The Florida Birth Defects Registry operates several initiatives designed to reduce the risk of birth defects, as well as offering programs to help families with children who have special needs.

You can find more information on their website here.

Florida Zofran Birth Defect Lawsuits

Zofran.Monheit.com is sponsored by a national team of attorneys who have joined forces to investigate claims that the popular drug Zofran, which is often prescribed “off-label” to pregnant women as a morning sickness treatment, may have the potential to cause birth defects.

Zofran’s manufacturer has never sought the drug’s FDA approval for use during pregnancy, and has never investigated its effects on pregnant women in clinical trials. In 2012, the US Department of Justice (DOJ) claimed that Zofran’s producer marketed the drug directly to physicians as a “safe and effective” treatment for the nausea and vomiting common during the first trimester of pregnancy.

The manufacturer continues to deny those allegations. But several US families have filed lawsuits, claiming that Zofran’s manufacturer was aware of its alleged potential to increase the risk of birth defects. They claim that the company continued to market the drug as a safe treatment for morning sickness, despite allegedly receiving at least 200 reports of birth defects with suspected links to Zofran and four large research studies that have found an increased incidence of birth defects in babies exposed to the drug’s active ingredient during the first trimester.

Can Families In Florida File Zofran Birth Defect Lawsuits?

In response to these allegations, our team of attorneys has begun investigating claims of birth defects that families believe may have been caused by fetal exposure to Zofran. We are currently offering free consultations to families in the US, as well as parents in Canada.

Did you take Zofran as a treatment for nausea and vomiting during the first trimester of pregnancy and then deliver a baby with birth defects? You may be entitled to file a claim for compensation against the drug’s manufacturer.

While our attorneys are not licensed to practice in the State of Florida, our lawyers are admitted to practice in Delaware, where Zofran’s manufacturer has its headquarters. Depending on the unique circumstances of your own situation, we may recommend bringing a legal action against Zofran’s producer in Delaware, or we may be able to recommend local counsel in Florida to handle your case.

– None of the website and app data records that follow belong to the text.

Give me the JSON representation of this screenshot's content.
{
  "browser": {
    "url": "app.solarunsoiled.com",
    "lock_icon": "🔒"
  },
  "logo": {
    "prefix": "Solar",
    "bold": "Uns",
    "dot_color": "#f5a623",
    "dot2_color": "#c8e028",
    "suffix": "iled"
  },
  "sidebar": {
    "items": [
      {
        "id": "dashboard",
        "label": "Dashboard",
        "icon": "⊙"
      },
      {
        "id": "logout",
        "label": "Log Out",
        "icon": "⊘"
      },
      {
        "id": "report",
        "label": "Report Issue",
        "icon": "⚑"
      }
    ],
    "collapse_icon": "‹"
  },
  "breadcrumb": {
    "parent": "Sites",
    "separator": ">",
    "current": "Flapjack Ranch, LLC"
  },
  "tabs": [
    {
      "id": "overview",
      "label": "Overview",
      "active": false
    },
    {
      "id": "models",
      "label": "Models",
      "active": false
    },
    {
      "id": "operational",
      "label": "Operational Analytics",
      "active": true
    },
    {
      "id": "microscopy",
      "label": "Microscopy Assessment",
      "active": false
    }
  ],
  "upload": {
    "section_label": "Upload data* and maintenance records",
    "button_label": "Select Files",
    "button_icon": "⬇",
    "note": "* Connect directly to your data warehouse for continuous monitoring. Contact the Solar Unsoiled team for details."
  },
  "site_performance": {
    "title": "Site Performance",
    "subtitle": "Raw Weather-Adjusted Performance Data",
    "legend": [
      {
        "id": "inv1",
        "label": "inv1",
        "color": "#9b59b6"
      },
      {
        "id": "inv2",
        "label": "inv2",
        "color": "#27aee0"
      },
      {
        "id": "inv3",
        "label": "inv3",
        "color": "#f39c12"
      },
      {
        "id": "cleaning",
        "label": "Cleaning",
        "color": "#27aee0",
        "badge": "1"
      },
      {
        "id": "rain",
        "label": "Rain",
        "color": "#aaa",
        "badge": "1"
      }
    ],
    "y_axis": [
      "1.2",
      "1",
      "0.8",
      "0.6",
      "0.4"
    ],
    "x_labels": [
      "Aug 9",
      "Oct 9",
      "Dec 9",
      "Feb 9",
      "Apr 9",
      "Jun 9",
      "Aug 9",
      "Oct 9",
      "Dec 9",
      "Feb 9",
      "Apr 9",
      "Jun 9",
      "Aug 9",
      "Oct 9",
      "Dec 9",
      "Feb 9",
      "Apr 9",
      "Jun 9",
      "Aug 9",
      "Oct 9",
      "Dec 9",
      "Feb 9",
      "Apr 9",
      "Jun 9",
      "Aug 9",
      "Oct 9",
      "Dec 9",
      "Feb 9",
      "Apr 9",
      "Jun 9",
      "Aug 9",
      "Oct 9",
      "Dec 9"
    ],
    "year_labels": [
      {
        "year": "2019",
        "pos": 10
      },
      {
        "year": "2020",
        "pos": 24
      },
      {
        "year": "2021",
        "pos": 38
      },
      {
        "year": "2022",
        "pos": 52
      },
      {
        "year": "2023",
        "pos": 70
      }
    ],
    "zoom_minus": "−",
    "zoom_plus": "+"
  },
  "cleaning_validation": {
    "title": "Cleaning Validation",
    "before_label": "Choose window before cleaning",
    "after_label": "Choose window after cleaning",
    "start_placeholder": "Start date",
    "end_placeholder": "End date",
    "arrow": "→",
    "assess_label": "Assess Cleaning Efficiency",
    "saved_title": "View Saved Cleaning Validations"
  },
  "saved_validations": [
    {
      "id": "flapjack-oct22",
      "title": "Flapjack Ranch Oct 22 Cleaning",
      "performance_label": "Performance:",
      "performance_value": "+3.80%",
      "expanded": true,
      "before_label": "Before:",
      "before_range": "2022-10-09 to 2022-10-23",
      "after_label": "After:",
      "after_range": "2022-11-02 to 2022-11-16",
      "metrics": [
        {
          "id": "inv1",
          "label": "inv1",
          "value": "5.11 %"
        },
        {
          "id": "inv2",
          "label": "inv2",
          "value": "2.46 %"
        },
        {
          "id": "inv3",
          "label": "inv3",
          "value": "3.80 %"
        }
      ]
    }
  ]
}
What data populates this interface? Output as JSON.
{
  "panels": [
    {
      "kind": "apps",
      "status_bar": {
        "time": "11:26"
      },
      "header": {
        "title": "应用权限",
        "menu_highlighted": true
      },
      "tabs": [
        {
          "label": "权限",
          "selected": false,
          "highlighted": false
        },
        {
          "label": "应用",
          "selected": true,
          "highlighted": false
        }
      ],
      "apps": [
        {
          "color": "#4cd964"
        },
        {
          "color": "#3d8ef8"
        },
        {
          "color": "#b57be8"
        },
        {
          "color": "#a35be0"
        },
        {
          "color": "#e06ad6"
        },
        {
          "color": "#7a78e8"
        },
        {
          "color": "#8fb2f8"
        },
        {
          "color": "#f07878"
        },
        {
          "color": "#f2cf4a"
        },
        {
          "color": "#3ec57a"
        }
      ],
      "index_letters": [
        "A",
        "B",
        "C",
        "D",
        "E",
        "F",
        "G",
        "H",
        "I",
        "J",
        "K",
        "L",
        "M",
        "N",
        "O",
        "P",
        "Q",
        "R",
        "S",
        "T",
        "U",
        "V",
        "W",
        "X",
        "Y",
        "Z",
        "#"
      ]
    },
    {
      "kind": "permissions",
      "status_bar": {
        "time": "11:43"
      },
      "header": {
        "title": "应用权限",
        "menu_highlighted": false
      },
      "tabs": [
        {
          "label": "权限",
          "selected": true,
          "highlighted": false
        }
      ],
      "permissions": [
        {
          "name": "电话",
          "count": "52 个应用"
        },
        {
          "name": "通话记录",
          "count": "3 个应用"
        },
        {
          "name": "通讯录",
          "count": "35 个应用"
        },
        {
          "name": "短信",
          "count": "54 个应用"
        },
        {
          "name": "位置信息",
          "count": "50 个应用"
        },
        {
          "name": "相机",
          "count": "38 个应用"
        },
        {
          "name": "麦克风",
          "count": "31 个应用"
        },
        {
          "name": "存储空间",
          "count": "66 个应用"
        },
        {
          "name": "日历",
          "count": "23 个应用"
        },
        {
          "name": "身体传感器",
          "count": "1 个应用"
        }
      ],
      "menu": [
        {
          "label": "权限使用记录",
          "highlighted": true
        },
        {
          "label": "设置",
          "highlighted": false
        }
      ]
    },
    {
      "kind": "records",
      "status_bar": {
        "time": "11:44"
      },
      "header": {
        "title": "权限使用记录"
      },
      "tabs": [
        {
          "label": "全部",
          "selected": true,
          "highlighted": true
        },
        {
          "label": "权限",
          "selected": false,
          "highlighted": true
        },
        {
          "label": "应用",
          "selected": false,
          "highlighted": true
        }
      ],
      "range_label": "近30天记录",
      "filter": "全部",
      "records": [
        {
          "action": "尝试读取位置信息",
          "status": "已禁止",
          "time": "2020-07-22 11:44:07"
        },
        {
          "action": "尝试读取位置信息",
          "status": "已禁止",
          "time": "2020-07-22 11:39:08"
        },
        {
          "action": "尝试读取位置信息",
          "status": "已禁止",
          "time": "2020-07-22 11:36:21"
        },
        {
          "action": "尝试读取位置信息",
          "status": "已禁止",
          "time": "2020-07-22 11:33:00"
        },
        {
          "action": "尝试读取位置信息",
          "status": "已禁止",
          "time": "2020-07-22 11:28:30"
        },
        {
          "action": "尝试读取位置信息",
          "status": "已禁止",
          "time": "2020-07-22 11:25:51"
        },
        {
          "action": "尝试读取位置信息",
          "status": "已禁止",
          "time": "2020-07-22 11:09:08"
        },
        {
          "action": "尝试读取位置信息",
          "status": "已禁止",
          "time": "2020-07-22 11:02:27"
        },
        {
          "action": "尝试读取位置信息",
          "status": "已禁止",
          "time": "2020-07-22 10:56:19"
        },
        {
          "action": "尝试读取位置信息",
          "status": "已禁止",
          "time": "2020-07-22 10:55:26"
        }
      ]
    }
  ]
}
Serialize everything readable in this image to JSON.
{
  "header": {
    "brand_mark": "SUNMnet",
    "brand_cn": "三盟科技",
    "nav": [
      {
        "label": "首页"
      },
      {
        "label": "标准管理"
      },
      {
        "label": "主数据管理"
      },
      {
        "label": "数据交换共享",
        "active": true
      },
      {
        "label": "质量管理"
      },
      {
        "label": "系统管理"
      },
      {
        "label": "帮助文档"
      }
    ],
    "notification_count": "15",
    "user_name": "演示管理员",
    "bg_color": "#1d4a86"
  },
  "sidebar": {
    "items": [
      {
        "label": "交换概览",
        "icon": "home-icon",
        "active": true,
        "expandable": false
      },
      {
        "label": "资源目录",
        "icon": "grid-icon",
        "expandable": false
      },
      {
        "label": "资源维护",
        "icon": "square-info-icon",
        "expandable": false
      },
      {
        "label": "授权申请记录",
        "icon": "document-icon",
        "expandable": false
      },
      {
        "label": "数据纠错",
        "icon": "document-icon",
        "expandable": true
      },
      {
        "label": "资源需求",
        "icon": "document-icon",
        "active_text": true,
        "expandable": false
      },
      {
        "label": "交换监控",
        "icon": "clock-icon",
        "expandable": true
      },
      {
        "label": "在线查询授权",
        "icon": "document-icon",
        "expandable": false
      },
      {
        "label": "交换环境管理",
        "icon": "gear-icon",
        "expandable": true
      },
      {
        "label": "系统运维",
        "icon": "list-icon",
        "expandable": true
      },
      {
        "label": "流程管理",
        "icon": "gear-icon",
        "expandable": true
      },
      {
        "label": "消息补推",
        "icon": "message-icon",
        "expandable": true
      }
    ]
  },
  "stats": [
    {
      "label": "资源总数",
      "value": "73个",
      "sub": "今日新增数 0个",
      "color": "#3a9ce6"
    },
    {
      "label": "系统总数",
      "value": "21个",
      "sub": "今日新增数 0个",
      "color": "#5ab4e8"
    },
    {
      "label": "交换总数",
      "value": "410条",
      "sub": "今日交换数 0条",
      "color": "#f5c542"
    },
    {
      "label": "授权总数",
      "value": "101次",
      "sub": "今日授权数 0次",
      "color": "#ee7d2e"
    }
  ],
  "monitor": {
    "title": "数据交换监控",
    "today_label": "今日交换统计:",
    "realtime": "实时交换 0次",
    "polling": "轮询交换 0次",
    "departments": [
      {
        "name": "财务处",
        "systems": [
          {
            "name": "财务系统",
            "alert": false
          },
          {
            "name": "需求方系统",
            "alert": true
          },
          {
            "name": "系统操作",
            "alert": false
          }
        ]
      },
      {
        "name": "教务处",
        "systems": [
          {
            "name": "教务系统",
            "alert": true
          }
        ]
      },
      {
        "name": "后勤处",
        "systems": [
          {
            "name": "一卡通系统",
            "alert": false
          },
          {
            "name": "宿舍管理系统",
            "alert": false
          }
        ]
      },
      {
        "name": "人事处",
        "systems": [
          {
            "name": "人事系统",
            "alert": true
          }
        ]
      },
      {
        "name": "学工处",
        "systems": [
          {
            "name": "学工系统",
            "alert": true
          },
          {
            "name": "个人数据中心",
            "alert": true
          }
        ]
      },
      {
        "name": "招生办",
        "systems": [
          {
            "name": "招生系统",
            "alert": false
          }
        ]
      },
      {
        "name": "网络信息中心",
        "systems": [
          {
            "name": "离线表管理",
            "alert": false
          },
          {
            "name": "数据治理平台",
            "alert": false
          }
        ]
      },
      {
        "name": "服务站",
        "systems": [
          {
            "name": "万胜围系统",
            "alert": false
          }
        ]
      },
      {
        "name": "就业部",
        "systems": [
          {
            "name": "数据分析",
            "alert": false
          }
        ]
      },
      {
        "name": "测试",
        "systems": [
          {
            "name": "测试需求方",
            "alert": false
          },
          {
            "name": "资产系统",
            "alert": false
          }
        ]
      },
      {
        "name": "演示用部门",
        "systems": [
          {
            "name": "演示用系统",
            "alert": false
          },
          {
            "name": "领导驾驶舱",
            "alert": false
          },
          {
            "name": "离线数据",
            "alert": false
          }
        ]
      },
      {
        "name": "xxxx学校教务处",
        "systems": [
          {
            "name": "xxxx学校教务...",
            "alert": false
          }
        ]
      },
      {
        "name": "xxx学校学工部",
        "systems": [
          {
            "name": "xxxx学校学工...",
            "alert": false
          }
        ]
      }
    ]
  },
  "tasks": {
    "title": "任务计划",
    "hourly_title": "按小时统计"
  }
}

To learn more, schedule a free consultation by calling 1-877-620-8411 or filling out our online contact form.